Pakistan 579 for 3 dec (Azhar 302*, Aslam 90, Bishoo 2-125) and 123 (Aslam 44, Bishoo 8-49) beat West Indies 357 (Bravo 87, Samuels 76, Yasir 5-121) and 289 (Bravo 116, Amir 3-63) by 56 runs
Pakistan’s bowlers held their nerve to seize a 56-run win over West Indies after an intense, attritional fifth day in Dubai, in which Darren Bravo led his side’s plucky tilt at a come-from-behind victory. Bravo scored a 249-ball 116, taking his side to within 83 runs of the target, before Pakistan finally overcame his dogged resistance to wrest back a match that had looked like slipping away. They wrapped it up with 12 overs remaining, to register a memorable win in their 400th Test.
For much of the final day, Bravo proved to be an immovable object at the centre of the Dubai cricket ground. He carried forward his fine form and doughty resistance from the first innings, showing the application and patience to rebuff whatever Pakistan threw at him. His forward defensive shots, of which there were many, were perfectly middled, and he was equally convincing when leaving the ball. On occasion, he unfurled one of his crisp drives or cuts to the off-side boundary, but his knock was more about grit than flair.
Bravo began the day batting on 26 off 67, with West Indies on 95 for 2, still 251 runs short of their target. After seeing Marlon Samuels depart off the first ball of the day and losing Jermaine Blackwood inside the first hour, Bravo shared a fighting 77-run fifth-wicket stand with Roston Chase and continued his vigil well after Chase departed. As West Indies pursued what would have been their second-highest successful chase, more and more came to depend on Bravo. He shouldered that burden until almost an hour into the final session. But with 83 runs to win and four wickets in hand, he played a tired drive off Yasir Shah, managing only to squirt the ball back towards the bowler, whose sensational diving catch was the last, decisive turn on a gripping final day.

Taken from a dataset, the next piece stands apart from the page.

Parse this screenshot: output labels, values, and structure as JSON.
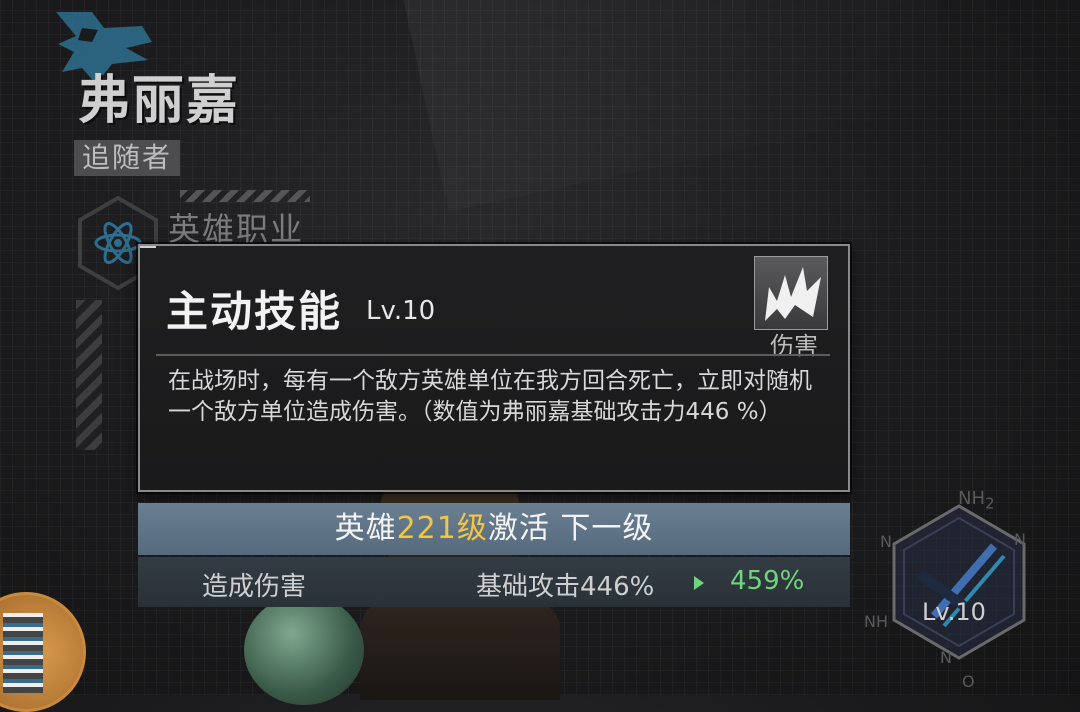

Yet West Indies had made Pakistan work much harder for the win than they would have expected after a promising start to the day. After Pakistan’s demoralising collapse on the previous day, Amir’s first-ball wicket was just the tonic they needed. It was a rather unremarkable delivery, bowled from around the wicket, pitching on a good length well outside off and angling in. Samuels was drawn into poking at a ball he could easily have left and a thin edge was gleefully accepted by Sarfraz Ahmed behind the stumps.
Blackwood, coming in at No. 5, played a scratchy knock, fishing at balls outside off, with the bat well away from the body. He got away with numerous plays and misses against Amir, as well as a checked drive off a slower ball that fell between mid-off and mid-on. But it was to spin that he perished, when he played a length ball from Mohammad Nawaz from deep in his crease and was wrapped on the pads in front of leg stump.
Chase then joined Bravo for a partnership that steadily revived West Indies and unsettled Pakistan over the course of 28.2 overs of stubborn fight. Wahab and Sohail Khan tested the batsmen with occasional bouncers and yorkers, Amir bowled probing lines, the spinners plugged away – but Bravo and Chase looked untroubled through it all.
By the 71st over, Chase’s confidence had grown to the extent that he dared to drive Yasir against the turn for a boundary through midwicket. Perhaps that was when confidence became overconfidence. Next ball, Yasir flighted another one pitching outside leg and Chase attempted the same shot again. This time the ball turned past his outside edge to crash into leg stump.
Two balls later, Wahab yorked Shane Dowrich to hit his middle and off stumps, sending him back for a first-ball duck. West Indies were now reeling at 194 for 6, and Pakistan had a firm grip on proceedings again.
But Bravo was still at the crease and he had his captain, Jason Holder, for company. The two men saw the side through to dinner, leaving 114 to win in the final session. They continued to chip away at the target after the resumption, and Pakistan’s anxiety gradually built. When Amir wrapped Holder on the front pad with a delivery that appeared to be sliding down, Pakistan’s review of the not-out decision seemed more out of desperation than expectation. Hawk-Eye gave them no respite.
Another hopeful review followed when Yasir’s appeal for a catch at slip was turned down. The ball had gone off Holder’s pad. Pakistan had no reviews remaining. West Indies were 84 runs from victory. The tension was mounting.
Two balls later, Yasir flew to his left to take the return catch of Bravo that decisively swung the match in Pakistan’s favour. West Indies’ last three wickets added 26 runs, but the sting had gone out of the contest, and a pair of run-outs handed Pakistan a hard-fought win.